Next, if at all practical, shut off the SSID broadcast. This is security through obscurity, nothing more. The SSID broadcast simply yells out to all devices listening in the vicinity the equivalent of "I'm here. My name is blank." By shutting the broadcast off, you will prevent average joe from using your bandwidth.

Filter your MAC addresses, if you can. MAC stands for Media Access Control, but it's really an address that each connection point on a computer or device is given. A computer with a ethernet card and a wireless card will have two different MAC addresses. Again, this is security through obscurity. Understandably, if you have a many different users and devices checking in and out on an irregular basis, doing anything with MAC addresses might be a big hassle. However, if you have a relatively stable user and device group, you'll stop anyone from accidently stumbling on the network.

Look, honestly, I don't care whether my neighbor uses my internet. I've got more than enough bandwidth with my dsl connection. In fact, if we were closer, in familiarity and proximity, I might even offer it up. But, you don't want somebody you don't know getting on your network. They might not care enough or be smart enough to access data or learn passwords, but if they go visit an inappropriate website, the activity could be traced back to your router. And, dealing with an investigator would suck.

Getting yourself to this level of security will stop a lazy, harmless individual from using your bandwidth. If you suspect your network might be exposed to those who are more industrious or ill-intentioned you'd better go further.

Get Strong(er)!
Encrypt your data. Most wireless routers and access points have WEP, which stands for Wireless Encryption Protocol. WEP can be cracked fairly easily. In fact, in just a few packets

A stronger protocol is WPA, or Wi-Fi Protected Access, which is sometimes also referred to as WPA2. The router provided by my DSL carrier only has WPA-PSK (Wi-Fi Protected Access Pre-Shared Key), sometimes referred to as WPA. WPA-PSK was rolled out before WPA became a standard. It has only the Pre-Shared Key feature of WPA, and is not as secure. WPA-PSK can be cracked by a dictionary attack.
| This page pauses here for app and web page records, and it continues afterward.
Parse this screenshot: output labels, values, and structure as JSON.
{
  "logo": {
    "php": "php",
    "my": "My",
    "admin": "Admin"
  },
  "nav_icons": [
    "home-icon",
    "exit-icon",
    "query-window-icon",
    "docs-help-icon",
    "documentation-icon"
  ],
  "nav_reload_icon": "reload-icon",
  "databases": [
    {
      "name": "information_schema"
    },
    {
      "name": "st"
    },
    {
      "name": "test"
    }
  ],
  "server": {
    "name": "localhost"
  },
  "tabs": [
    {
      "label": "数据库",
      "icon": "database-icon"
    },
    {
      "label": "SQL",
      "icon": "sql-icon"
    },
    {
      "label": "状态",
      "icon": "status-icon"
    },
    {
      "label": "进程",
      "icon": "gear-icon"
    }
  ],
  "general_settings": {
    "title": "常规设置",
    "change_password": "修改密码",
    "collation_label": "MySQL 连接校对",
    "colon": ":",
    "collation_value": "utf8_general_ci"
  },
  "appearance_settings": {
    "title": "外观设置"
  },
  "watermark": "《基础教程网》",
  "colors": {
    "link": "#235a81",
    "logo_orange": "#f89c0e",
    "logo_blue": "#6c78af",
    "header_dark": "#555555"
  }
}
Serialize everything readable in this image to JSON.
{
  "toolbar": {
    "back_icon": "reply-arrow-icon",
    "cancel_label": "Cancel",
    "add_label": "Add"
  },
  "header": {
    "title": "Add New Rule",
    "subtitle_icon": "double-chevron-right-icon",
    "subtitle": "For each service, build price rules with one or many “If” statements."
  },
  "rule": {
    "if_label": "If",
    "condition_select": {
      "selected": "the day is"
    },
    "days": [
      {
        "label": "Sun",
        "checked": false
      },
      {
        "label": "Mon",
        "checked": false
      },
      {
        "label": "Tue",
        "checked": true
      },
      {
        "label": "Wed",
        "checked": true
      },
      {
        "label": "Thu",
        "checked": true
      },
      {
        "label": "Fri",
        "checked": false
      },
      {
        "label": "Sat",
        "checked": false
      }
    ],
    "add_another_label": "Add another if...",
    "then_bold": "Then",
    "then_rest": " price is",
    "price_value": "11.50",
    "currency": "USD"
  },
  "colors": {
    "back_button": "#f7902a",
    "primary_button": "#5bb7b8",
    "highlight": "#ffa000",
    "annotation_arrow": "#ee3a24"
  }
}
WPA has not, to my knowledge, been cracked. At least, the tools to do so are not yet widespread. If your router has WPA, use it. If it doesn't, properly assess your data and the environment around you. If you're honest with yourself, you'll probably find that you are not at a high risk.

Wear Layers
Remember how your mom said to wear layers? That's good advice when it comes to wireless security too. MAC filtering and encryption will keep all but fairly skilled and bored hackers at bay.

Encryption of the data itself travelling will provide an extra layer of protection, making it more difficult for a hacker. If you're really paranoid, buy a newer router, one with WPA. Or, stay wired.

Performance Issues
I've noticed that by simply adding the MAC filter and shutting off the SSID broadcast, the Linksys wireless card on my desktop at home is slower, initially, to pick up a signal, perhaps by as much as 5 minutes. Shutting off the SSID broadcast can lead to some connectivity issues, but I've never noticed this with any other devices, including Windows laptops, Mac laptops, Mac desktops, Palm handhelds. This latency may just be an anomaly, or the delay may have something to do with the desktop configuration. Admittedly, this is my first wireless Windows desktop.

When encrypting data, you'll see some slowdowns in performance. Most studies show that the slowdown amounts to about 30%. In all likelihood, you won't notice this too much. Try it, see if you can tolerate it. That's my advice.